Last, India should think strategically about how it addresses the ongoing military outpost versus basing debate across the Indian Ocean. India has been wise to conclude several basing access agreements with strategic partners such as the United States, France, and Oman. Modi and his cabinet have been astute in placing greater emphasis on building up the military’s and navy’s capabilities to operate from the Andaman and Nicobar Islands, including the allocation of more resources for infrastructure projects and the conduct of nearby military exercises. Even if housing a more permanent force in the form of a base on the Andaman and Nicobar Islands proves more difficult and costly in the short term — at Port Blair, for example, no proper cover exists for ships, and it still lacks some basic infrastructure needs — it will be important that India bolsters its other capabilities, including maritime domain awareness and signals intelligence outposts. India has already begun to work more closely with the United States to interoperationalize communications and security, in addition to other basic information cooperation. Information sharing and gathering will be critical for India, the United States and regional powers alike. Similar programs should be financed and expanded to other Indian Ocean partners as well.

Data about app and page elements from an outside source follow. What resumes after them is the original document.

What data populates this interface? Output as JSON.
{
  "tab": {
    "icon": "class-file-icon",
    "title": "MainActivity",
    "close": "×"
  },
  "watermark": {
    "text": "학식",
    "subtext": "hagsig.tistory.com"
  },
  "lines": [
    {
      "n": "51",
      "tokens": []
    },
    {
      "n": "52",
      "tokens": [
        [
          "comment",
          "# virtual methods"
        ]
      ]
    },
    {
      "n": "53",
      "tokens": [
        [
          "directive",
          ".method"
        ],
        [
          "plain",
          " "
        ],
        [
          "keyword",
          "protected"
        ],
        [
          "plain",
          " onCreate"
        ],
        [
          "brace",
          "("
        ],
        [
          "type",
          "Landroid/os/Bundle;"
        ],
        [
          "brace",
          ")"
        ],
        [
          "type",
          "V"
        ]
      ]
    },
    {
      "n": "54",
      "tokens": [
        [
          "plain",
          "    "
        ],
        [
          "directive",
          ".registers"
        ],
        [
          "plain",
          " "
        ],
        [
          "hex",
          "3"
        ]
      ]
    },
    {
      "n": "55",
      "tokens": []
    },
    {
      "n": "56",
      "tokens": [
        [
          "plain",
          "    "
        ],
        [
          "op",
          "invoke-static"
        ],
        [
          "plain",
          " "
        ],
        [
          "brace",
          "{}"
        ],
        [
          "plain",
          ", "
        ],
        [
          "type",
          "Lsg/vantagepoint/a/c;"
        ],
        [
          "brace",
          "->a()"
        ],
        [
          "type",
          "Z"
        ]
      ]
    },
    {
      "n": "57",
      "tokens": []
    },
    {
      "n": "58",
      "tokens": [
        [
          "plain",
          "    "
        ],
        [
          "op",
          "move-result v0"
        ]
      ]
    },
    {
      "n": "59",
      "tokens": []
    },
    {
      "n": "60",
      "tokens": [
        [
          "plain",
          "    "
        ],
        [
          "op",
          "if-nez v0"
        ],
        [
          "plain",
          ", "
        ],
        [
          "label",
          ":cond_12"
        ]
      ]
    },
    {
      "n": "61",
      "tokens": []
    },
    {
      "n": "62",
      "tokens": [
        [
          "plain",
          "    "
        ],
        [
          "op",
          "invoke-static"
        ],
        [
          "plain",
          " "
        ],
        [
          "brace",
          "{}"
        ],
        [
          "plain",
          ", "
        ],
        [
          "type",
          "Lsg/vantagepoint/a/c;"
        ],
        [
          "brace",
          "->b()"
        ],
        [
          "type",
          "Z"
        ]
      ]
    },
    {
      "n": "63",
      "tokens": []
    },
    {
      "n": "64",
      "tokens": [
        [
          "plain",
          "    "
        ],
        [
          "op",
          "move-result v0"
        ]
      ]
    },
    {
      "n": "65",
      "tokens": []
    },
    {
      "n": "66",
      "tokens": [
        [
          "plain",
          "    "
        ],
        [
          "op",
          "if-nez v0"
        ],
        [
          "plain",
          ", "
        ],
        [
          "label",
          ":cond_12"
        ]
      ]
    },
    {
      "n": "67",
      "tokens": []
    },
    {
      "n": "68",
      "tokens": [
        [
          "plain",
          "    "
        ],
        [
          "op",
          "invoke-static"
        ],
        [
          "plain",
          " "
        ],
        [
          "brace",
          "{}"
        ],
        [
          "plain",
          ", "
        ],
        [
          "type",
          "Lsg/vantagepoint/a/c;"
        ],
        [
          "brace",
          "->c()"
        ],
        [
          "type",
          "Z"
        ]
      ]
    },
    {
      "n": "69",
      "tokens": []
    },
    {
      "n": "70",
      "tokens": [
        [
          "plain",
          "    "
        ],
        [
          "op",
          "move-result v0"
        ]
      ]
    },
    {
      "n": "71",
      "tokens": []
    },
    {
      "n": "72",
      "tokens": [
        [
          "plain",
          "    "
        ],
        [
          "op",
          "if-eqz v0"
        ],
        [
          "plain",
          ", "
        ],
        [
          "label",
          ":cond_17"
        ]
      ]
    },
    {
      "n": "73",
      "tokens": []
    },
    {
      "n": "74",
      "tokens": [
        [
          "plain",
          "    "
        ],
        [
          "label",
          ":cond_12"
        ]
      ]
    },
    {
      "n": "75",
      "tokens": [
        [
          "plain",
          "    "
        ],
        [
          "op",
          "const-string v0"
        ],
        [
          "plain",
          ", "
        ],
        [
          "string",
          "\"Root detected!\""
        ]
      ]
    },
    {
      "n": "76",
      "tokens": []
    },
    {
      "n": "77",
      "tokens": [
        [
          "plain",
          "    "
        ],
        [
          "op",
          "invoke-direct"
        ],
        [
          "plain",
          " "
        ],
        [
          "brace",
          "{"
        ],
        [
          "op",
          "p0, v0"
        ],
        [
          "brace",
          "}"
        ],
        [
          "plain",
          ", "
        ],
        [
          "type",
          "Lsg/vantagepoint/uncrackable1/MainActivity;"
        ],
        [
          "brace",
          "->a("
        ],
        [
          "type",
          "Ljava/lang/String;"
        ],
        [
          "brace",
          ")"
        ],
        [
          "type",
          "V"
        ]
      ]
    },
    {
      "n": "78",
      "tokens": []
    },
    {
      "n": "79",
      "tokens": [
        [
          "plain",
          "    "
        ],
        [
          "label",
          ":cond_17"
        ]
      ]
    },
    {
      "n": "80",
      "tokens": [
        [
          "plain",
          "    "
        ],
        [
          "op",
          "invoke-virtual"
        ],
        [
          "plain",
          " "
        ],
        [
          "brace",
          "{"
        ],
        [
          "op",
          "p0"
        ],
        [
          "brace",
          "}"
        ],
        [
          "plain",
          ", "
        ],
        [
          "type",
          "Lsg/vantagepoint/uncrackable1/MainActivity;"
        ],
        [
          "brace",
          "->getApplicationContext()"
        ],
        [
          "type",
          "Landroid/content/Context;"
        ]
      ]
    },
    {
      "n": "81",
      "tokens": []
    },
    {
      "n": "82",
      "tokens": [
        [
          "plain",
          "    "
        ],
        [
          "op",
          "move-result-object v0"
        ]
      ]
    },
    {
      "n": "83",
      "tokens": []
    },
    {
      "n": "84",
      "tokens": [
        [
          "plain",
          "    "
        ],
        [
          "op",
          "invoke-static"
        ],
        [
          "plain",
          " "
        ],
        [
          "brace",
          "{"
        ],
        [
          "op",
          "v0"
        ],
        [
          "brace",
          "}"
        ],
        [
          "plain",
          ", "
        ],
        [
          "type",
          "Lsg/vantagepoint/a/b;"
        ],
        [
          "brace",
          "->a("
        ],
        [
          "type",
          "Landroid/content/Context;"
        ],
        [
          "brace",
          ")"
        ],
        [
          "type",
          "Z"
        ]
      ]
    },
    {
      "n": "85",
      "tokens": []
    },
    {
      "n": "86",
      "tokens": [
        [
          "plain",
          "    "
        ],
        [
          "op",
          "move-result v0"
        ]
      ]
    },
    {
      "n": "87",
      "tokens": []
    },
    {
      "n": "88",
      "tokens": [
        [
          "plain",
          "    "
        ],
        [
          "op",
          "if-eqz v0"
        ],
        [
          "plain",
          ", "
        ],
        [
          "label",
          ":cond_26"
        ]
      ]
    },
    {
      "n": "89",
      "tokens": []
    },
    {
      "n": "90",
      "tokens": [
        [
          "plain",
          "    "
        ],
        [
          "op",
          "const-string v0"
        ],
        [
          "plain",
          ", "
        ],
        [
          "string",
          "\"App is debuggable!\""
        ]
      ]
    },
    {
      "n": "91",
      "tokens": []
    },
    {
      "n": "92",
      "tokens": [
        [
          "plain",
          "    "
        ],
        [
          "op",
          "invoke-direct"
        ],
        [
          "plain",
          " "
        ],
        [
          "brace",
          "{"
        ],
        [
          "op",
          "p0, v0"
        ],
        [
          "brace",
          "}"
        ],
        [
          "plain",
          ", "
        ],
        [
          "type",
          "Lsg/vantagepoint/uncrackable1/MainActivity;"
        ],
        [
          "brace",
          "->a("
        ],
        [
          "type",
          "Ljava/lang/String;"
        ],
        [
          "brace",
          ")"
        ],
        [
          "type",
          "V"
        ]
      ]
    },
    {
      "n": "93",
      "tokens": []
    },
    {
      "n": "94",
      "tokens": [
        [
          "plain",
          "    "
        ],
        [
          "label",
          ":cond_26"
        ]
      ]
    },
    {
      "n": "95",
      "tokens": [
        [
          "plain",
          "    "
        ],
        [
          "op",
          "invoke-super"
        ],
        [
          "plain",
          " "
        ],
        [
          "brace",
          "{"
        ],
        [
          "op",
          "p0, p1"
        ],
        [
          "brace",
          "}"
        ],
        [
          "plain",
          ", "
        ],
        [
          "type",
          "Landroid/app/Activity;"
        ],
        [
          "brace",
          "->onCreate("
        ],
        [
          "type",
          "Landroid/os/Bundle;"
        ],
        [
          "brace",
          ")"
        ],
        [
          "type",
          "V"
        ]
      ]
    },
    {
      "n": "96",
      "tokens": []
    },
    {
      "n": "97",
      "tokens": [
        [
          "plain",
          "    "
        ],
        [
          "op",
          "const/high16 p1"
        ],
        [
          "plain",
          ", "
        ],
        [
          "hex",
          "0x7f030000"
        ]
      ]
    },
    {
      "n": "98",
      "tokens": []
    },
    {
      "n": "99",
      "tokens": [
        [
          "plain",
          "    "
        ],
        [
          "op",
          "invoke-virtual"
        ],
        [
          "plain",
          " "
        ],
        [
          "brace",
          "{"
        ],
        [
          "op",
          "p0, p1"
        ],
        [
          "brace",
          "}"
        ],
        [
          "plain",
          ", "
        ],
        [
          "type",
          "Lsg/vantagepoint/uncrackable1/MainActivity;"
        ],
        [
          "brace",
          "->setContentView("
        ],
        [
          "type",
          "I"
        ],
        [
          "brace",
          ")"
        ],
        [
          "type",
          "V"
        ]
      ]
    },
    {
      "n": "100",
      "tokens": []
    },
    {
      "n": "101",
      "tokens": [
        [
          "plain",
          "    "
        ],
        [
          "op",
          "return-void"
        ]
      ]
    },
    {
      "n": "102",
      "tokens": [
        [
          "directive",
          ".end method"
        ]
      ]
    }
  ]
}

Though promoting the spread of navalism for allies and partners comes with certain risks, larger and more capable regional navies will help offset some of the global burden that the U.S. military faces as it continues to adapt to a new global strategy, especially in a financially constrained environment. Greater multilateral maritime cooperation among like-minded powers will do much to help manage China and Russia’s growing maritime presence amid the arrival of the new Great Game at sea.
Geoffrey F. Gresh is a professor of international security studies at National Defense University and the author of To Rule Eurasia’s Waves: The New Great Power Competition at Sea. The views expressed here are his own and do not represent those of his employer.